__Assignment__. For the records that follow, give the number of lines in which the word "TopMeteo" occurs, with nothing added.
Start of Block
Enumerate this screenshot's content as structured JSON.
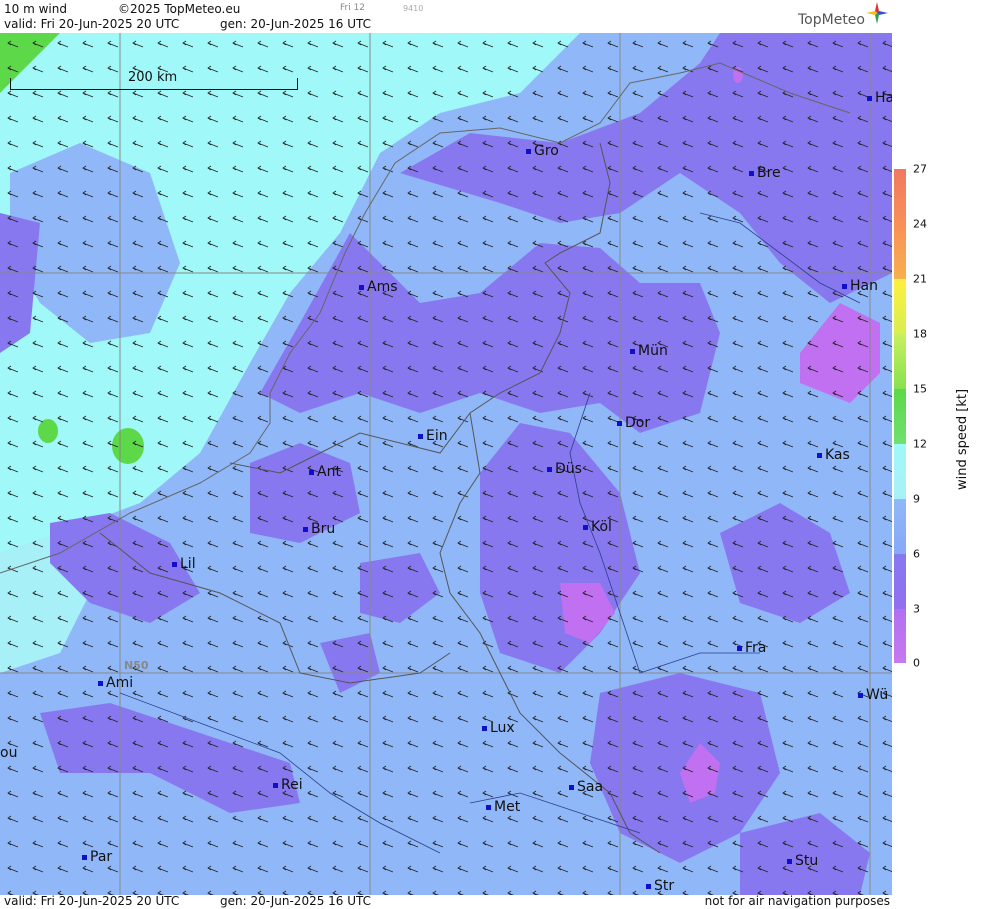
{
  "header": {
    "title": "10 m wind",
    "copyright": "©2025 TopMeteo.eu",
    "run_label": "Fri 12",
    "code": "9410",
    "valid": "valid:  Fri  20-Jun-2025  20 UTC",
    "generated": "gen: 20-Jun-2025 16 UTC",
    "logo": "TopMeteo"
  },
  "footer": {
    "valid": "valid:  Fri  20-Jun-2025  20 UTC",
    "generated": "gen: 20-Jun-2025 16 UTC",
    "disclaimer": "not for air navigation purposes"
  },
  "map": {
    "scale_label": "200 km",
    "grid_label": "N50",
    "cities": [
      {
        "label": "Ha"
      },
      {
        "label": "Gro"
      },
      {
        "label": "Bre"
      },
      {
        "label": "Ams"
      },
      {
        "label": "Han"
      },
      {
        "label": "Mün"
      },
      {
        "label": "Ein"
      },
      {
        "label": "Dor"
      },
      {
        "label": "Kas"
      },
      {
        "label": "Ant"
      },
      {
        "label": "Düs"
      },
      {
        "label": "Bru"
      },
      {
        "label": "Köl"
      },
      {
        "label": "Lil"
      },
      {
        "label": "Fra"
      },
      {
        "label": "Ami"
      },
      {
        "label": "Wü"
      },
      {
        "label": "ou"
      },
      {
        "label": "Lux"
      },
      {
        "label": "Rei"
      },
      {
        "label": "Saa"
      },
      {
        "label": "Met"
      },
      {
        "label": "Par"
      },
      {
        "label": "Stu"
      },
      {
        "label": "Str"
      }
    ]
  },
  "legend": {
    "label": "wind  speed  [kt]",
    "ticks": [
      "27",
      "24",
      "21",
      "18",
      "15",
      "12",
      "9",
      "6",
      "3",
      "0"
    ],
    "colors": [
      "#f07860",
      "#f8a050",
      "#ffe040",
      "#d8ee50",
      "#5cd848",
      "#a0f8f8",
      "#90b8f8",
      "#8878f0",
      "#b070f0",
      "#c878f0"
    ]
  }
}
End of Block
__Written response__. 2